## About this exercise
Your answer should be an exact copy of the listing.

## Data supplied
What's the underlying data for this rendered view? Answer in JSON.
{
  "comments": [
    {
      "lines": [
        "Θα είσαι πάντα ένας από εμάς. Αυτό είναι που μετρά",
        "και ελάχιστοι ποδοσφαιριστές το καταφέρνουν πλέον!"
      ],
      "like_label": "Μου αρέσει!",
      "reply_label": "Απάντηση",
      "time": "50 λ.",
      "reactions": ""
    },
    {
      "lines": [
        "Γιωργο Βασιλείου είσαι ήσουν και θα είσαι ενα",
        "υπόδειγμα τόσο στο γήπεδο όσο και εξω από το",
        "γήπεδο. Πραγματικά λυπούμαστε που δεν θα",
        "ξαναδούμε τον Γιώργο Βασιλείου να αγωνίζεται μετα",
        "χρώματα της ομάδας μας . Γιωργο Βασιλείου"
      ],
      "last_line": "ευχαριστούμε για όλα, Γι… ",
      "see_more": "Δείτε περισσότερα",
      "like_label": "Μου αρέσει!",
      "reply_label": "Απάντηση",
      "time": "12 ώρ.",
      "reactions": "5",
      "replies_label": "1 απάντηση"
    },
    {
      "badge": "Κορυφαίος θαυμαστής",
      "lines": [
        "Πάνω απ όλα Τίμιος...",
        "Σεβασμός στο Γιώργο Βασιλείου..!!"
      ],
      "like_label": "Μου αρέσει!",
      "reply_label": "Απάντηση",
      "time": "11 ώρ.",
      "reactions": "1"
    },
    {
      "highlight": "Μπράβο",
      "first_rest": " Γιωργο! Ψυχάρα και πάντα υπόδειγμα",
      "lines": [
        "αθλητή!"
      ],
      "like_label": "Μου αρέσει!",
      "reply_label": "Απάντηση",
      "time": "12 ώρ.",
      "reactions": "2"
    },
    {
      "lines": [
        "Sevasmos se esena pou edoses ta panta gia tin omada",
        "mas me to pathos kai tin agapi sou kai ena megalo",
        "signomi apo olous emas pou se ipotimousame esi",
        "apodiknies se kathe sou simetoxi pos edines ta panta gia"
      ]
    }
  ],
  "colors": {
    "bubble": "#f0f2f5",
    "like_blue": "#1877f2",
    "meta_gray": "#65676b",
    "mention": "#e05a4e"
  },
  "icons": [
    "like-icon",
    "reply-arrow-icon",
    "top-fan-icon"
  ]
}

## Response to the exercise
What's the underlying data for this rendered view? Answer in JSON.
{
  "comments": [
    {
      "lines": [
        "Θα είσαι πάντα ένας από εμάς. Αυτό είναι που μετρά",
        "και ελάχιστοι ποδοσφαιριστές το καταφέρνουν πλέον!"
      ],
      "like_label": "Μου αρέσει!",
      "reply_label": "Απάντηση",
      "time": "50 λ.",
      "reactions": ""
    },
    {
      "lines": [
        "Γιωργο Βασιλείου είσαι ήσουν και θα είσαι ενα",
        "υπόδειγμα τόσο στο γήπεδο όσο και εξω από το",
        "γήπεδο. Πραγματικά λυπούμαστε που δεν θα",
        "ξαναδούμε τον Γιώργο Βασιλείου να αγωνίζεται μετα",
        "χρώματα της ομάδας μας . Γιωργο Βασιλείου"
      ],
      "last_line": "ευχαριστούμε για όλα, Γι… ",
      "see_more": "Δείτε περισσότερα",
      "like_label": "Μου αρέσει!",
      "reply_label": "Απάντηση",
      "time": "12 ώρ.",
      "reactions": "5",
      "replies_label": "1 απάντηση"
    },
    {
      "badge": "Κορυφαίος θαυμαστής",
      "lines": [
        "Πάνω απ όλα Τίμιος...",
        "Σεβασμός στο Γιώργο Βασιλείου..!!"
      ],
      "like_label": "Μου αρέσει!",
      "reply_label": "Απάντηση",
      "time": "11 ώρ.",
      "reactions": "1"
    },
    {
      "highlight": "Μπράβο",
      "first_rest": " Γιωργο! Ψυχάρα και πάντα υπόδειγμα",
      "lines": [
        "αθλητή!"
      ],
      "like_label": "Μου αρέσει!",
      "reply_label": "Απάντηση",
      "time": "12 ώρ.",
      "reactions": "2"
    },
    {
      "lines": [
        "Sevasmos se esena pou edoses ta panta gia tin omada",
        "mas me to pathos kai tin agapi sou kai ena megalo",
        "signomi apo olous emas pou se ipotimousame esi",
        "apodiknies se kathe sou simetoxi pos edines ta panta gia"
      ]
    }
  ],
  "colors": {
    "bubble": "#f0f2f5",
    "like_blue": "#1877f2",
    "meta_gray": "#65676b",
    "mention": "#e05a4e"
  },
  "icons": [
    "like-icon",
    "reply-arrow-icon",
    "top-fan-icon"
  ]
}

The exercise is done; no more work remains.